Leaving out the pictures, copy each record below exactly.

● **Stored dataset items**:
------------------------

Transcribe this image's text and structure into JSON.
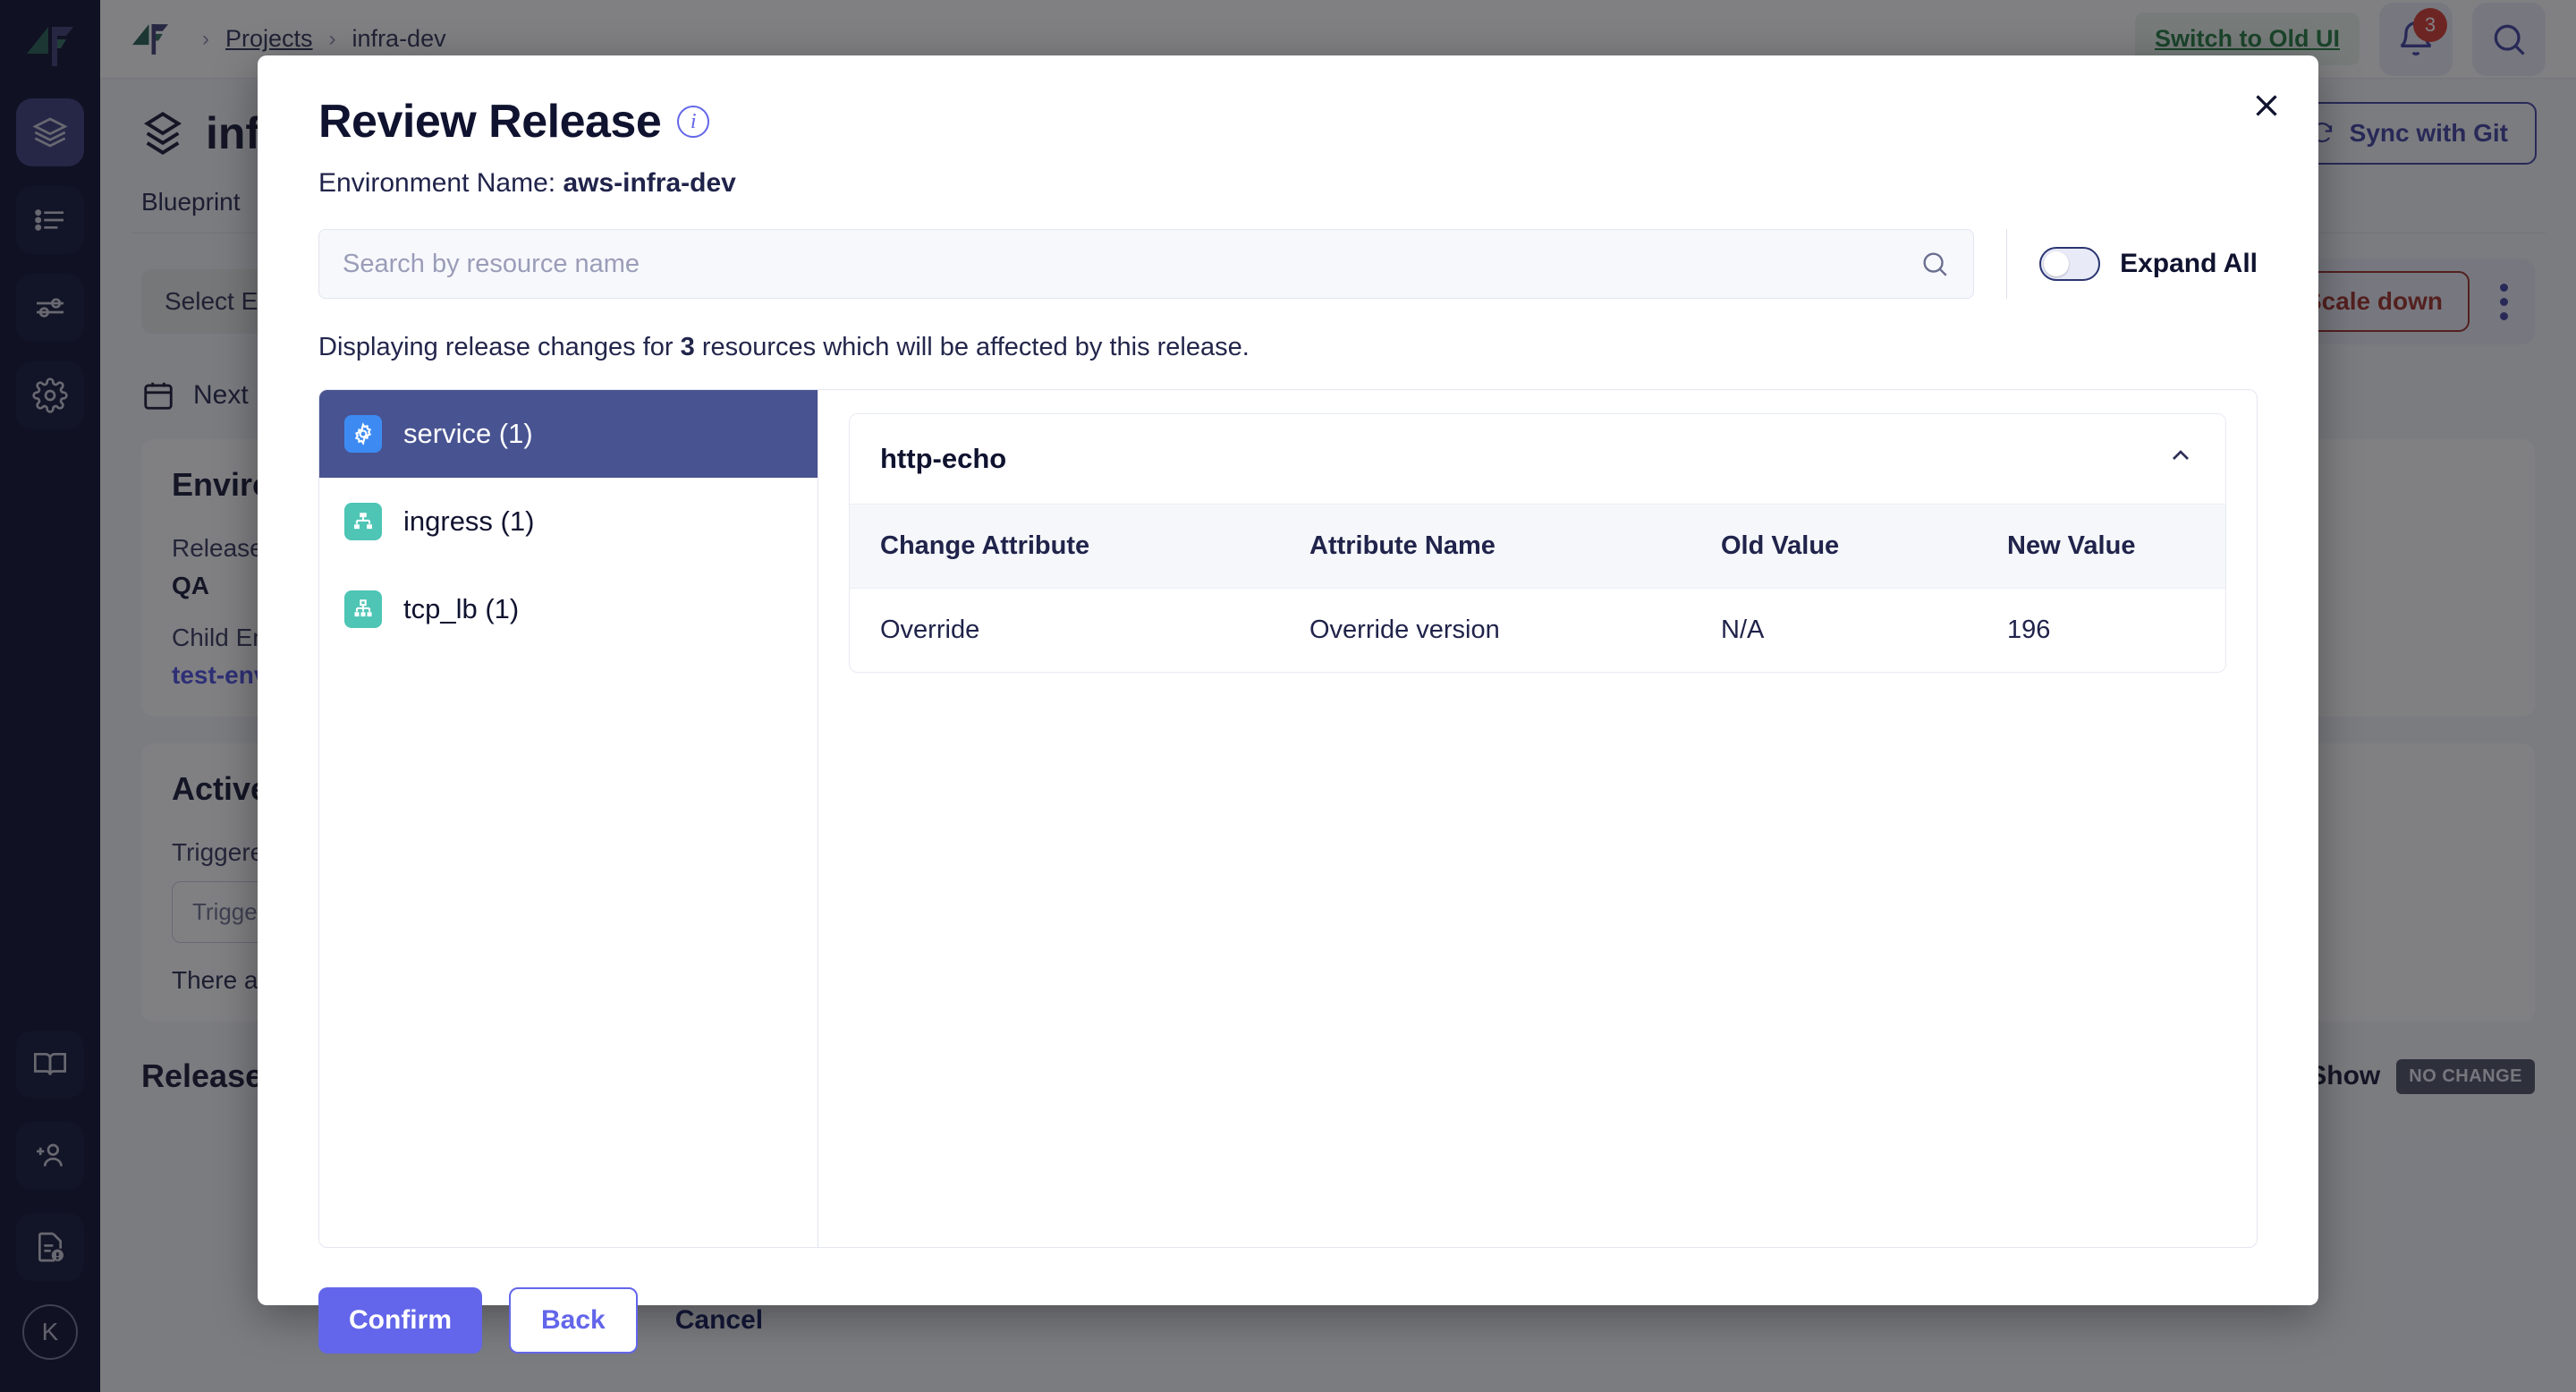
{
  "colors": {
    "accent": "#6366ea",
    "selected_row": "#485391",
    "service_icon": "#3d8bf2",
    "network_icon": "#4ec5b5",
    "danger": "#9c2b23",
    "success_link": "#1f7a3d",
    "rail_bg": "#080b2a"
  },
  "topbar": {
    "breadcrumb": {
      "projects": "Projects",
      "separator": "›",
      "current": "infra-dev"
    },
    "switch_ui_label": "Switch to Old UI",
    "notification_count": "3",
    "icons": {
      "bell": "bell-icon",
      "search": "search-icon"
    }
  },
  "rail": {
    "items": [
      {
        "name": "layers-icon",
        "active": true
      },
      {
        "name": "list-icon",
        "active": false
      },
      {
        "name": "sliders-icon",
        "active": false
      },
      {
        "name": "gear-icon",
        "active": false
      }
    ],
    "bottom_items": [
      {
        "name": "book-icon"
      },
      {
        "name": "add-user-icon"
      },
      {
        "name": "doc-alert-icon"
      }
    ],
    "avatar_initial": "K"
  },
  "page": {
    "title": "infra-dev",
    "sync_button": "Sync with Git",
    "tabs": [
      {
        "label": "Blueprint",
        "active": true
      }
    ],
    "select_env_label": "Select Environment",
    "scale_down_label": "Scale down",
    "next_release_label": "Next release",
    "env_card": {
      "heading": "Environment Details",
      "release_stage_label": "Release Stage",
      "release_stage_value": "QA",
      "child_env_label": "Child Environments",
      "child_env_value": "test-env"
    },
    "active_card": {
      "heading": "Active Release",
      "triggered_label": "Triggered By",
      "triggered_placeholder": "Triggered By",
      "empty_text": "There are no active releases."
    },
    "history": {
      "title": "Release History",
      "show_label": "Show",
      "chip_label": "NO CHANGE"
    }
  },
  "modal": {
    "title": "Review Release",
    "info_icon": "info-icon",
    "close_icon": "close-icon",
    "environment_label": "Environment Name:",
    "environment_name": "aws-infra-dev",
    "search_placeholder": "Search by resource name",
    "search_value": "",
    "search_icon": "search-icon",
    "expand_all_label": "Expand All",
    "expand_all_on": false,
    "summary_prefix": "Displaying release changes for",
    "summary_count": "3",
    "summary_suffix": "resources which will be affected by this release.",
    "resources": [
      {
        "label": "service (1)",
        "icon": "gear-icon",
        "icon_color": "blue",
        "selected": true
      },
      {
        "label": "ingress (1)",
        "icon": "sitemap-icon",
        "icon_color": "teal",
        "selected": false
      },
      {
        "label": "tcp_lb (1)",
        "icon": "sitemap-icon",
        "icon_color": "teal",
        "selected": false
      }
    ],
    "accordion": {
      "name": "http-echo",
      "expanded": true,
      "chevron_icon": "chevron-up-icon",
      "columns": [
        "Change Attribute",
        "Attribute Name",
        "Old Value",
        "New Value"
      ],
      "rows": [
        [
          "Override",
          "Override version",
          "N/A",
          "196"
        ]
      ]
    },
    "footer": {
      "confirm": "Confirm",
      "back": "Back",
      "cancel": "Cancel"
    }
  }
}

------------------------

● **Solution to the exercise**:
Transcribe this image's text and structure into JSON.
{
  "colors": {
    "accent": "#6366ea",
    "selected_row": "#485391",
    "service_icon": "#3d8bf2",
    "network_icon": "#4ec5b5",
    "danger": "#9c2b23",
    "success_link": "#1f7a3d",
    "rail_bg": "#080b2a"
  },
  "topbar": {
    "breadcrumb": {
      "projects": "Projects",
      "separator": "›",
      "current": "infra-dev"
    },
    "switch_ui_label": "Switch to Old UI",
    "notification_count": "3",
    "icons": {
      "bell": "bell-icon",
      "search": "search-icon"
    }
  },
  "rail": {
    "items": [
      {
        "name": "layers-icon",
        "active": true
      },
      {
        "name": "list-icon",
        "active": false
      },
      {
        "name": "sliders-icon",
        "active": false
      },
      {
        "name": "gear-icon",
        "active": false
      }
    ],
    "bottom_items": [
      {
        "name": "book-icon"
      },
      {
        "name": "add-user-icon"
      },
      {
        "name": "doc-alert-icon"
      }
    ],
    "avatar_initial": "K"
  },
  "page": {
    "title": "infra-dev",
    "sync_button": "Sync with Git",
    "tabs": [
      {
        "label": "Blueprint",
        "active": true
      }
    ],
    "select_env_label": "Select Environment",
    "scale_down_label": "Scale down",
    "next_release_label": "Next release",
    "env_card": {
      "heading": "Environment Details",
      "release_stage_label": "Release Stage",
      "release_stage_value": "QA",
      "child_env_label": "Child Environments",
      "child_env_value": "test-env"
    },
    "active_card": {
      "heading": "Active Release",
      "triggered_label": "Triggered By",
      "triggered_placeholder": "Triggered By",
      "empty_text": "There are no active releases."
    },
    "history": {
      "title": "Release History",
      "show_label": "Show",
      "chip_label": "NO CHANGE"
    }
  },
  "modal": {
    "title": "Review Release",
    "info_icon": "info-icon",
    "close_icon": "close-icon",
    "environment_label": "Environment Name:",
    "environment_name": "aws-infra-dev",
    "search_placeholder": "Search by resource name",
    "search_value": "",
    "search_icon": "search-icon",
    "expand_all_label": "Expand All",
    "expand_all_on": false,
    "summary_prefix": "Displaying release changes for",
    "summary_count": "3",
    "summary_suffix": "resources which will be affected by this release.",
    "resources": [
      {
        "label": "service (1)",
        "icon": "gear-icon",
        "icon_color": "blue",
        "selected": true
      },
      {
        "label": "ingress (1)",
        "icon": "sitemap-icon",
        "icon_color": "teal",
        "selected": false
      },
      {
        "label": "tcp_lb (1)",
        "icon": "sitemap-icon",
        "icon_color": "teal",
        "selected": false
      }
    ],
    "accordion": {
      "name": "http-echo",
      "expanded": true,
      "chevron_icon": "chevron-up-icon",
      "columns": [
        "Change Attribute",
        "Attribute Name",
        "Old Value",
        "New Value"
      ],
      "rows": [
        [
          "Override",
          "Override version",
          "N/A",
          "196"
        ]
      ]
    },
    "footer": {
      "confirm": "Confirm",
      "back": "Back",
      "cancel": "Cancel"
    }
  }
}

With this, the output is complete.